From the entries below, return every line that includes the word "number".

* Information:
● ● ● ● ● ● ●

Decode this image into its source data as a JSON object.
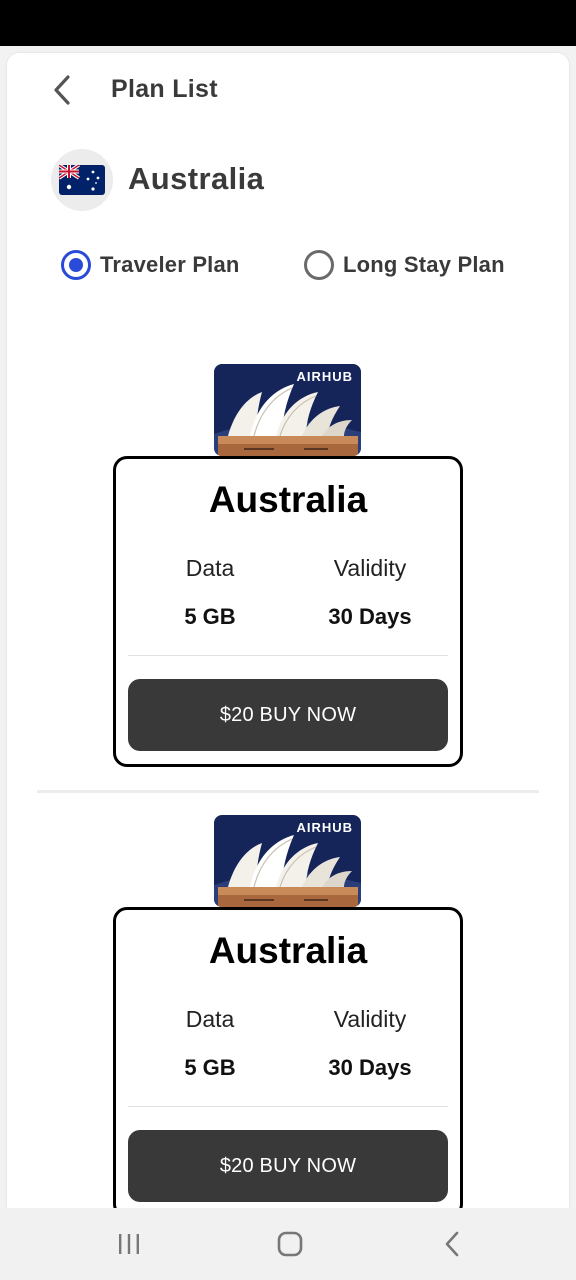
{
  "header": {
    "title": "Plan List",
    "back_icon": "chevron-left-icon"
  },
  "country": {
    "name": "Australia",
    "flag_icon": "australia-flag-icon"
  },
  "plan_types": [
    {
      "label": "Traveler Plan",
      "selected": true
    },
    {
      "label": "Long Stay Plan",
      "selected": false
    }
  ],
  "plans": [
    {
      "sim_brand": "AIRHUB",
      "title": "Australia",
      "data_label": "Data",
      "data_value": "5 GB",
      "validity_label": "Validity",
      "validity_value": "30 Days",
      "button_label": "$20 BUY NOW"
    },
    {
      "sim_brand": "AIRHUB",
      "title": "Australia",
      "data_label": "Data",
      "data_value": "5 GB",
      "validity_label": "Validity",
      "validity_value": "30 Days",
      "button_label": "$20 BUY NOW"
    }
  ],
  "nav": {
    "recents_icon": "recents-icon",
    "home_icon": "home-icon",
    "back_icon": "back-icon"
  },
  "colors": {
    "accent": "#2a4bd8",
    "button": "#393939",
    "sim_bg": "#15255a"
  }
}
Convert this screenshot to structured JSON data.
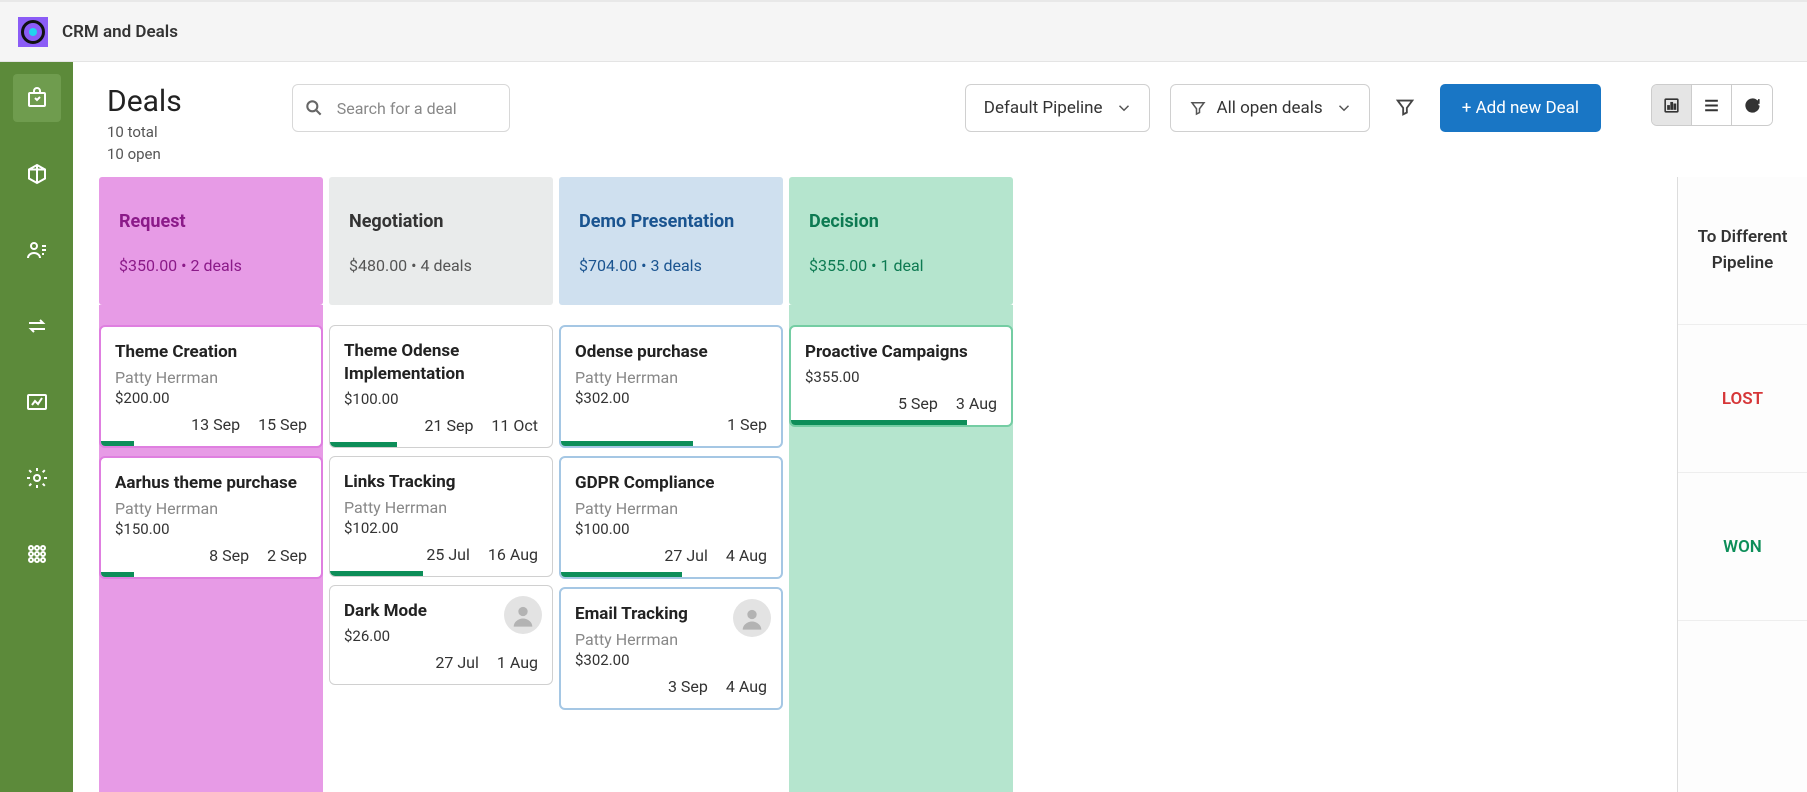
{
  "app_title": "CRM and Deals",
  "page": {
    "title": "Deals",
    "total": "10 total",
    "open": "10 open"
  },
  "search": {
    "placeholder": "Search for a deal"
  },
  "pipeline_select": {
    "label": "Default Pipeline"
  },
  "filter_select": {
    "label": "All open deals"
  },
  "add_button": "+ Add new Deal",
  "side_panel": {
    "pipe": "To Different Pipeline",
    "lost": "LOST",
    "won": "WON"
  },
  "columns": [
    {
      "title": "Request",
      "amount": "$350.00",
      "count": "2 deals",
      "cards": [
        {
          "title": "Theme Creation",
          "contact": "Patty Herrman",
          "amount": "$200.00",
          "d1": "13 Sep",
          "d2": "15 Sep",
          "bar": 15
        },
        {
          "title": "Aarhus theme purchase",
          "contact": "Patty Herrman",
          "amount": "$150.00",
          "d1": "8 Sep",
          "d2": "2 Sep",
          "bar": 15
        }
      ]
    },
    {
      "title": "Negotiation",
      "amount": "$480.00",
      "count": "4 deals",
      "cards": [
        {
          "title": "Theme Odense Implementation",
          "contact": "",
          "amount": "$100.00",
          "d1": "21 Sep",
          "d2": "11 Oct",
          "bar": 30
        },
        {
          "title": "Links Tracking",
          "contact": "Patty Herrman",
          "amount": "$102.00",
          "d1": "25 Jul",
          "d2": "16 Aug",
          "bar": 42
        },
        {
          "title": "Dark Mode",
          "contact": "",
          "amount": "$26.00",
          "d1": "27 Jul",
          "d2": "1 Aug",
          "bar": 0,
          "avatar": true
        }
      ]
    },
    {
      "title": "Demo Presentation",
      "amount": "$704.00",
      "count": "3 deals",
      "cards": [
        {
          "title": "Odense purchase",
          "contact": "Patty Herrman",
          "amount": "$302.00",
          "d1": "",
          "d2": "1 Sep",
          "bar": 60
        },
        {
          "title": "GDPR Compliance",
          "contact": "Patty Herrman",
          "amount": "$100.00",
          "d1": "27 Jul",
          "d2": "4 Aug",
          "bar": 55
        },
        {
          "title": "Email Tracking",
          "contact": "Patty Herrman",
          "amount": "$302.00",
          "d1": "3 Sep",
          "d2": "4 Aug",
          "bar": 0,
          "avatar": true
        }
      ]
    },
    {
      "title": "Decision",
      "amount": "$355.00",
      "count": "1 deal",
      "cards": [
        {
          "title": "Proactive Campaigns",
          "contact": "",
          "amount": "$355.00",
          "d1": "5 Sep",
          "d2": "3 Aug",
          "bar": 80
        }
      ]
    }
  ]
}
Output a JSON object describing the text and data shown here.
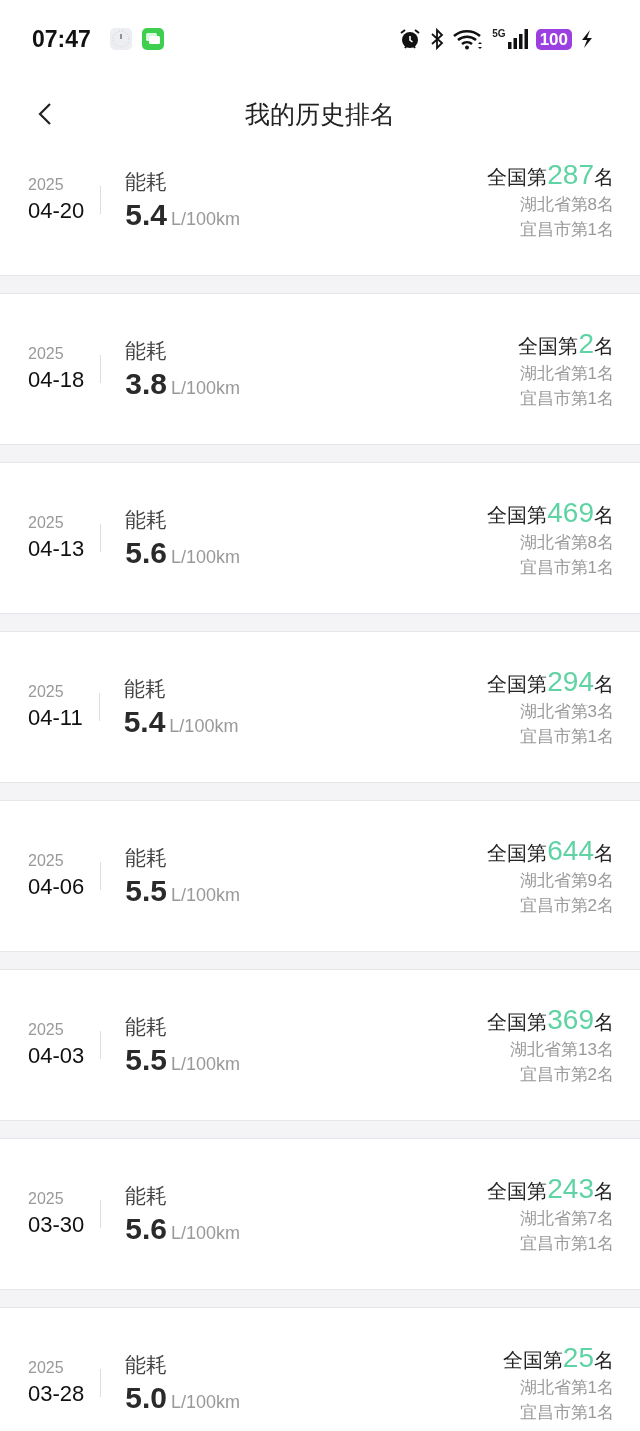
{
  "status_bar": {
    "time": "07:47",
    "network": "5G",
    "battery": "100"
  },
  "header": {
    "title": "我的历史排名"
  },
  "records": [
    {
      "year": "2025",
      "date": "04-20",
      "metric": "能耗",
      "value": "5.4",
      "unit": "L/100km",
      "national": {
        "prefix": "全国第",
        "number": "287",
        "suffix": "名"
      },
      "province": "湖北省第8名",
      "city": "宜昌市第1名"
    },
    {
      "year": "2025",
      "date": "04-18",
      "metric": "能耗",
      "value": "3.8",
      "unit": "L/100km",
      "national": {
        "prefix": "全国第",
        "number": "2",
        "suffix": "名"
      },
      "province": "湖北省第1名",
      "city": "宜昌市第1名"
    },
    {
      "year": "2025",
      "date": "04-13",
      "metric": "能耗",
      "value": "5.6",
      "unit": "L/100km",
      "national": {
        "prefix": "全国第",
        "number": "469",
        "suffix": "名"
      },
      "province": "湖北省第8名",
      "city": "宜昌市第1名"
    },
    {
      "year": "2025",
      "date": "04-11",
      "metric": "能耗",
      "value": "5.4",
      "unit": "L/100km",
      "national": {
        "prefix": "全国第",
        "number": "294",
        "suffix": "名"
      },
      "province": "湖北省第3名",
      "city": "宜昌市第1名"
    },
    {
      "year": "2025",
      "date": "04-06",
      "metric": "能耗",
      "value": "5.5",
      "unit": "L/100km",
      "national": {
        "prefix": "全国第",
        "number": "644",
        "suffix": "名"
      },
      "province": "湖北省第9名",
      "city": "宜昌市第2名"
    },
    {
      "year": "2025",
      "date": "04-03",
      "metric": "能耗",
      "value": "5.5",
      "unit": "L/100km",
      "national": {
        "prefix": "全国第",
        "number": "369",
        "suffix": "名"
      },
      "province": "湖北省第13名",
      "city": "宜昌市第2名"
    },
    {
      "year": "2025",
      "date": "03-30",
      "metric": "能耗",
      "value": "5.6",
      "unit": "L/100km",
      "national": {
        "prefix": "全国第",
        "number": "243",
        "suffix": "名"
      },
      "province": "湖北省第7名",
      "city": "宜昌市第1名"
    },
    {
      "year": "2025",
      "date": "03-28",
      "metric": "能耗",
      "value": "5.0",
      "unit": "L/100km",
      "national": {
        "prefix": "全国第",
        "number": "25",
        "suffix": "名"
      },
      "province": "湖北省第1名",
      "city": "宜昌市第1名"
    }
  ]
}
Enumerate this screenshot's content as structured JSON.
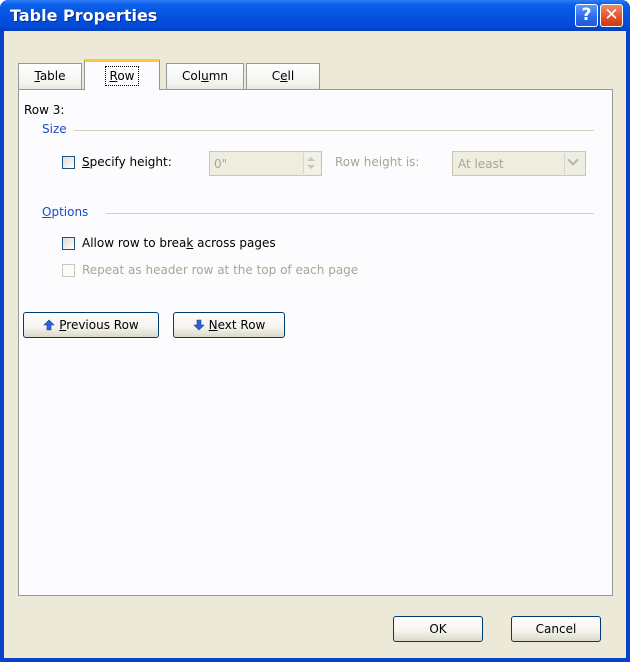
{
  "window": {
    "title": "Table Properties",
    "help_glyph": "?",
    "close_glyph": "✕"
  },
  "tabs": [
    {
      "label_pre": "",
      "label_u": "T",
      "label_post": "able"
    },
    {
      "label_pre": "",
      "label_u": "R",
      "label_post": "ow"
    },
    {
      "label_pre": "Col",
      "label_u": "u",
      "label_post": "mn"
    },
    {
      "label_pre": "C",
      "label_u": "e",
      "label_post": "ll"
    }
  ],
  "row_panel": {
    "row_label": "Row 3:",
    "size_group": "Size",
    "specify_height": {
      "pre": "",
      "u": "S",
      "post": "pecify height:",
      "checked": false
    },
    "height_value": "0\"",
    "row_height_is_label": "Row height is:",
    "row_height_select": "At least",
    "options_group_pre": "",
    "options_group_u": "O",
    "options_group_post": "ptions",
    "allow_break": {
      "pre": "Allow row to brea",
      "u": "k",
      "post": " across pages",
      "checked": false
    },
    "repeat_header": {
      "text": "Repeat as header row at the top of each page",
      "checked": false,
      "disabled": true
    },
    "previous_row": {
      "pre": "",
      "u": "P",
      "post": "revious Row"
    },
    "next_row": {
      "pre": "",
      "u": "N",
      "post": "ext Row"
    }
  },
  "footer": {
    "ok_label": "OK",
    "cancel_label": "Cancel"
  },
  "colors": {
    "titlebar": "#0553e1",
    "dialog_bg": "#ece9d8",
    "group_title": "#1a4cc4",
    "active_tab_accent": "#ffc83c"
  }
}
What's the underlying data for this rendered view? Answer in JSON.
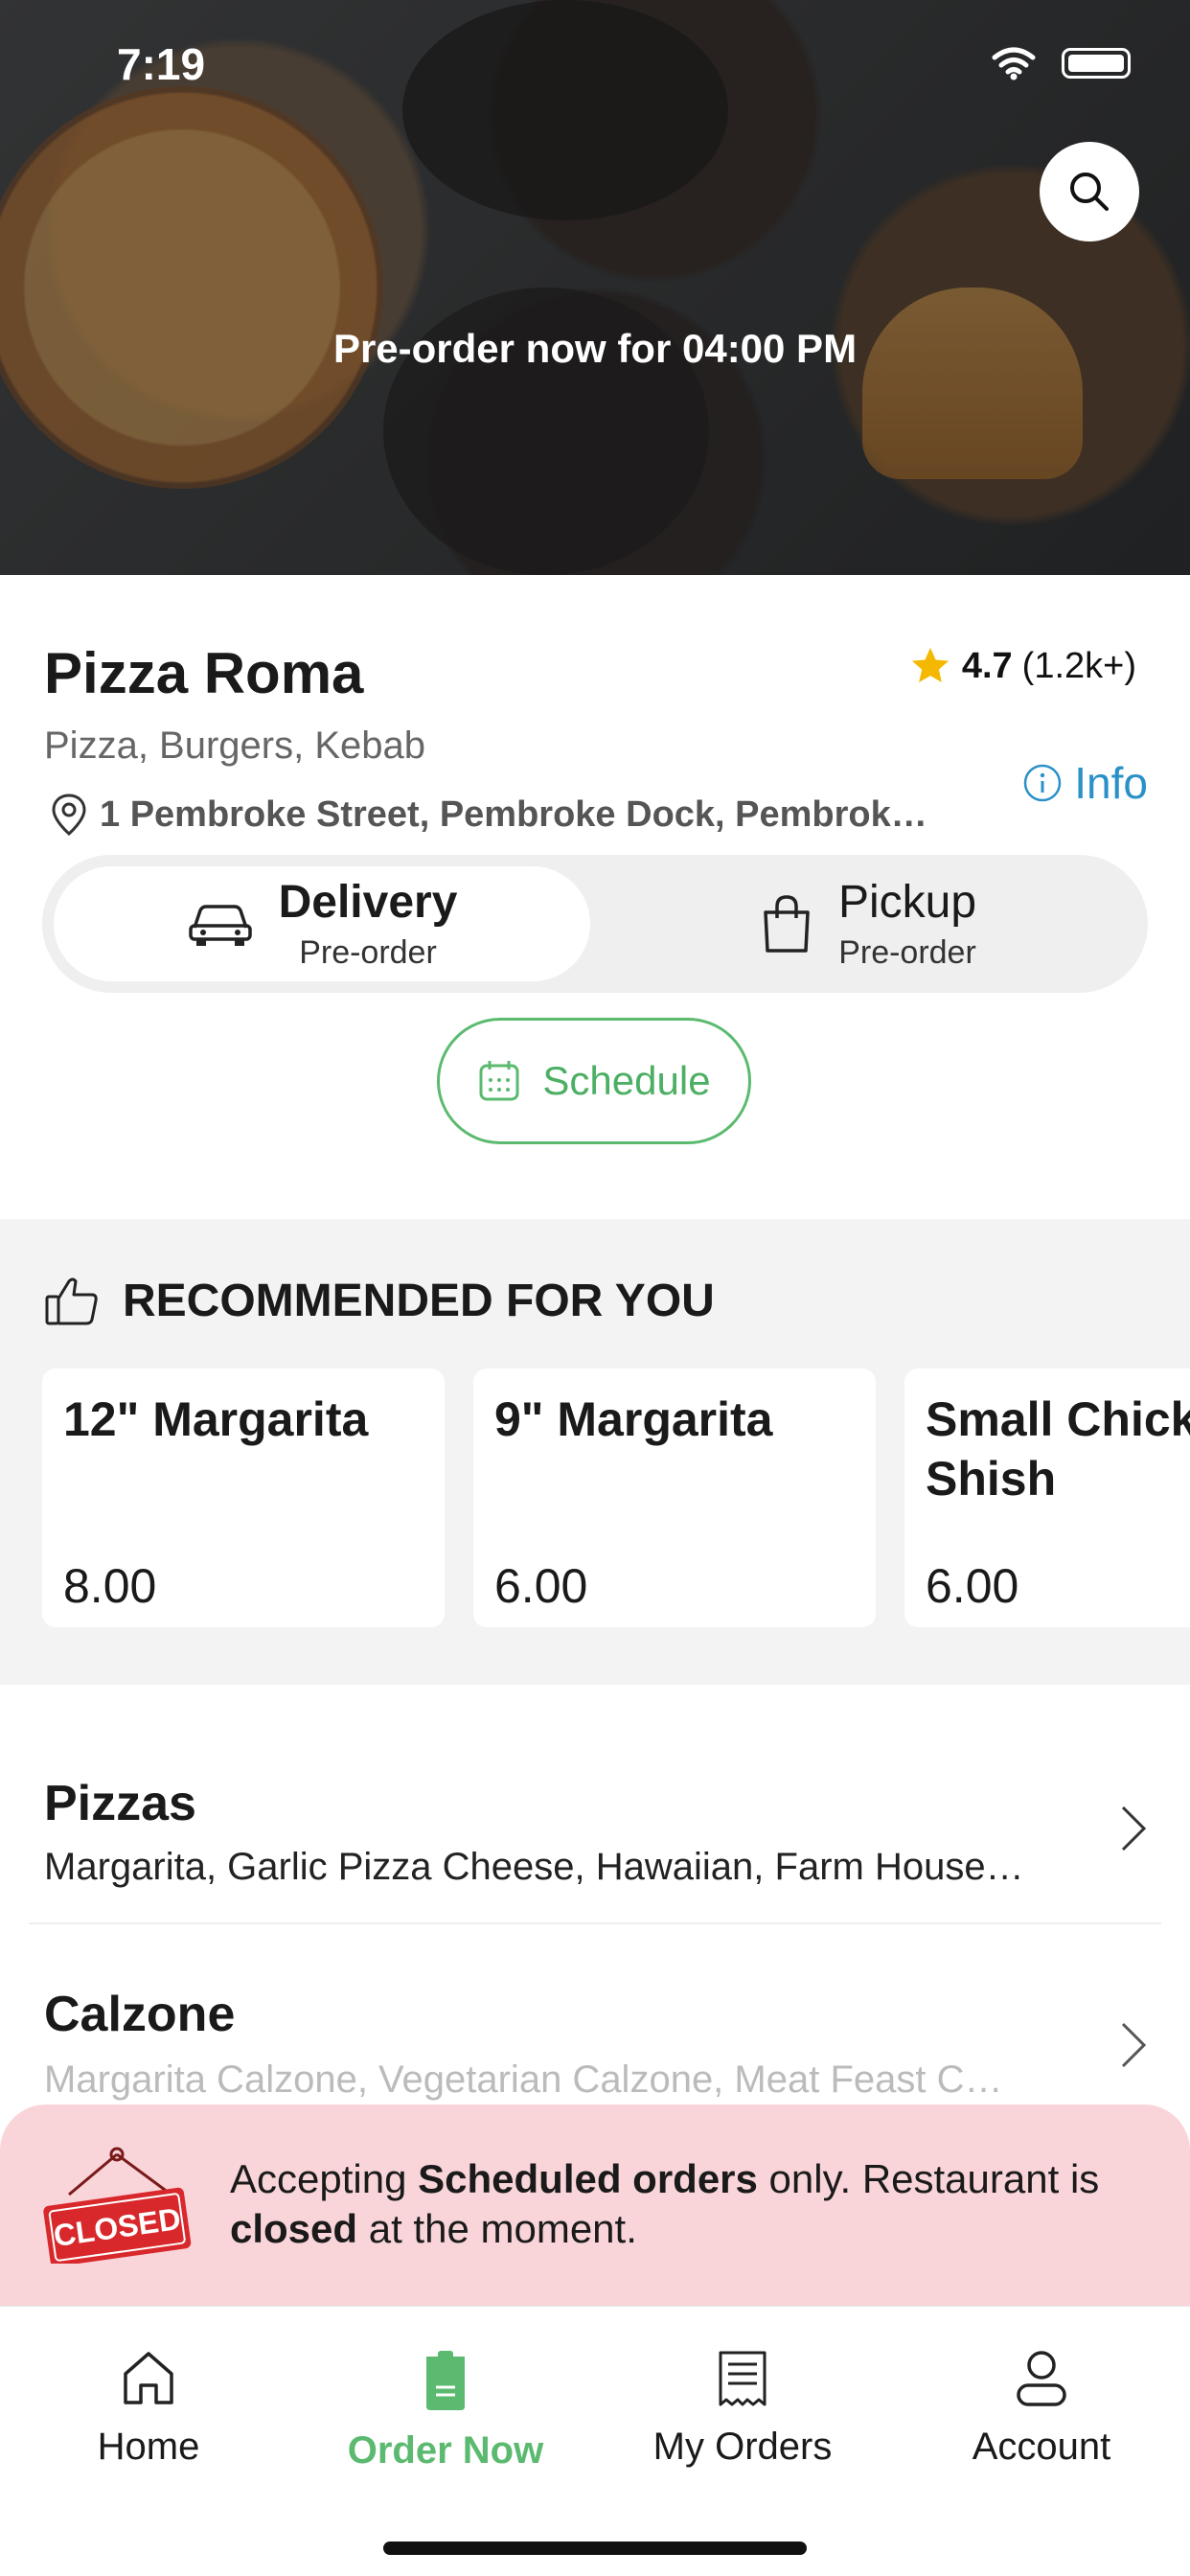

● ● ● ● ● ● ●

* Solution to the problem:
        "number": "287",
        "number": "2",
        "number": "469",
        "number": "294",
        "number": "644",
        "number": "369",
        "number": "243",
        "number": "25",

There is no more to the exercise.